Lenin’s return to Russia was, clandestinely, sponsored by the German state – seeking to destabilise its Russian foe, hopefully collapsing the Eastern Front of the War and freeing German forces up to concentrate on defeating Britain and France on the Western Front. Indeed, these great powers frequently appear in the narrative as much as Lenin himself. It was fascinating to read how the great revolutionary was profoundly frustrated by distance when, in February 1917, the Russian Revolution began happening without him. Russia’s workers (men and women) and soldiers managed to successfully topple the tsar and install an embryonic form of democracy whilst Lenin was still furiously writing diatribes against the ‘imperialist war’ in Switzerland. Merridale unsettles our conventional understandings of the Russian Revolution (even the singular term ‘revolution’ obscures the truth) and excellently describes the short-lived and much-harried Provisional Government and its attempts to retain and consolidate power prior to Lenin’s April 1917 return.

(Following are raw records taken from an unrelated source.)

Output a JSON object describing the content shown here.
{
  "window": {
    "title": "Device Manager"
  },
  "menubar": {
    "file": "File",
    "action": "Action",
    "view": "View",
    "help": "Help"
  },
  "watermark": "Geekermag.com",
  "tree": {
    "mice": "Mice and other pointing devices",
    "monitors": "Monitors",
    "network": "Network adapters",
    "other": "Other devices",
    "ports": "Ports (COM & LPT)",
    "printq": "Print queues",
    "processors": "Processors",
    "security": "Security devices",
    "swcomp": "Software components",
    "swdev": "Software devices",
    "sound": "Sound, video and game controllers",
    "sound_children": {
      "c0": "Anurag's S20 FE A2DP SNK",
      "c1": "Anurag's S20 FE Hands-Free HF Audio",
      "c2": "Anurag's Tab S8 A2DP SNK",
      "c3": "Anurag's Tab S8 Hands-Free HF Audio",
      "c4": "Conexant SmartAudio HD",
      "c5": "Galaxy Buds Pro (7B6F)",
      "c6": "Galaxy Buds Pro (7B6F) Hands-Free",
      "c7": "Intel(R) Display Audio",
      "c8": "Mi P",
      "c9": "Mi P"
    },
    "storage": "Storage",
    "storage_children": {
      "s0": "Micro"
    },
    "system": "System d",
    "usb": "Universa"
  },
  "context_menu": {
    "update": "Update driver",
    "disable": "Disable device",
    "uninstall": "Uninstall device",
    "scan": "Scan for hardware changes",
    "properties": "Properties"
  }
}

Knowing what came next, Lenin on the Train is an often tragic tale of Russia’s slide into autocracy, and Merridale draws a direct comparison with Western regime change efforts into the twentieth and twenty-first century to explain Russia’s contemporary condition. If this narrative is not always convincing, it is highly readable and well-researched. I blazed through this book and also give it the full five stars ×××××

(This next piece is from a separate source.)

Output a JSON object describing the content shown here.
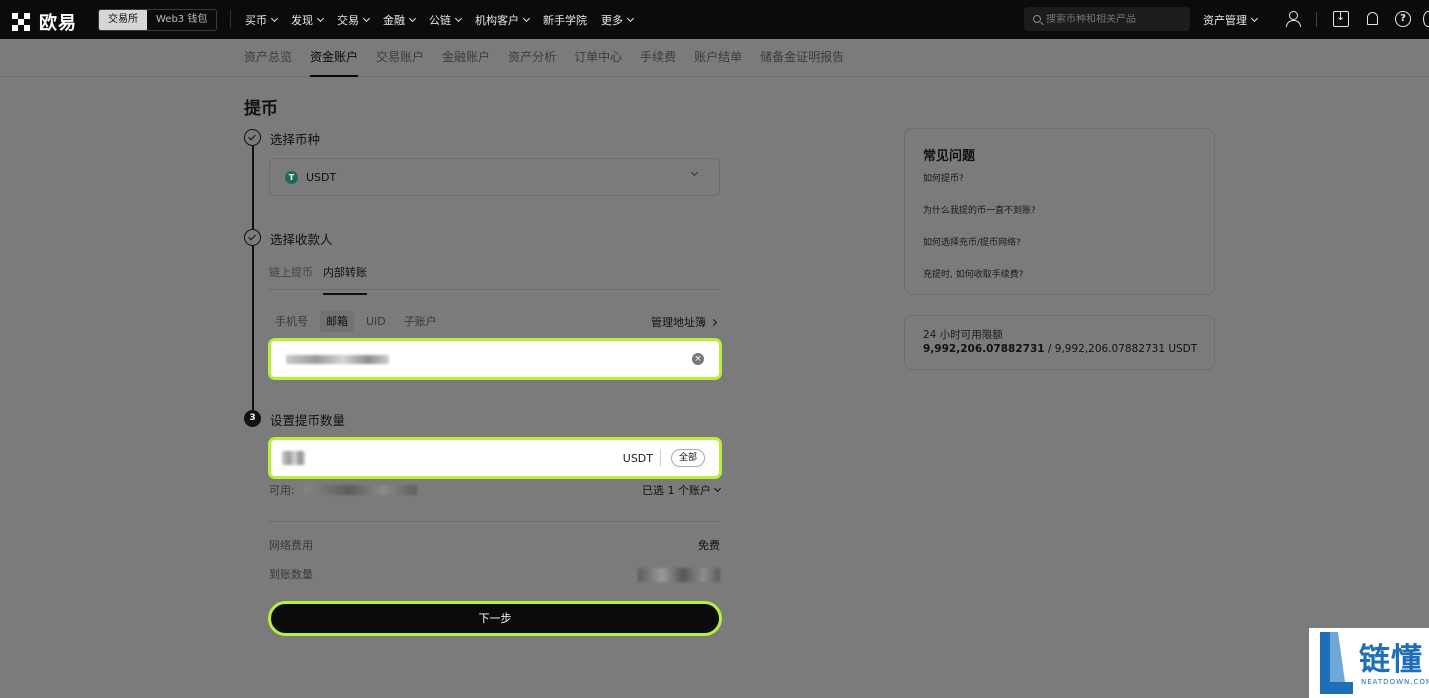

Cartographies of Time – Daniel Rosenberg and Anthony Grafton
At first glance, Cartographies of Time looks like another of those lavish coffee table books. However, it proved to be a lot meatier than that. The book is a history, visual and textual, of the evolution of the timeline. Much like Brooke-Hitching’s book on maps, the focus here is as much on the ‘cartographers’ and their intentions as it is upon the objective value of timelines as historical tools.
The glossy, thick pages are crammed with illustrations of weird and wonderful timelines, accompanied by a surprisingly detailed history of the way that humanity has understood the passage of time. Fascinating visual metaphors of time are considered, including statues, temples, and streams, as well as the varied impetuses behind different timelines – proving a noble’s lineage, making the Bible easier to understand, and so on. It charts the agonising battle of numerous ‘cartographers’ of time to balance accuracy with clear and engaging visualisation of data, a problem that continues to plague those who work with data to the present day. Unfortunately, as with the books about explorers that I reviewed a few weeks ago, the focus here is just on European and North American timelines, though the authors are explicit about their focus from the start.
It was an odd experience reading this book. The content was very interesting. The illustrations were excellent but the large coffee-table format jarred with the amount of information that was included. Oversized books are always quite awkward to read (you would have a job reading this on a journey anywhere, for instance), its size also makes it quite awkward to store.
However, that small but important practical niggle aside, this was another winner. I’m always fascinated by time as a concept, largely because of its seemingly-immutable-and-natural-but-actually-invented nature, and Grafton and Rosenberg did not disappoint in what at first appears an improbably niche book, even by my standards. It gets four stars xxxx.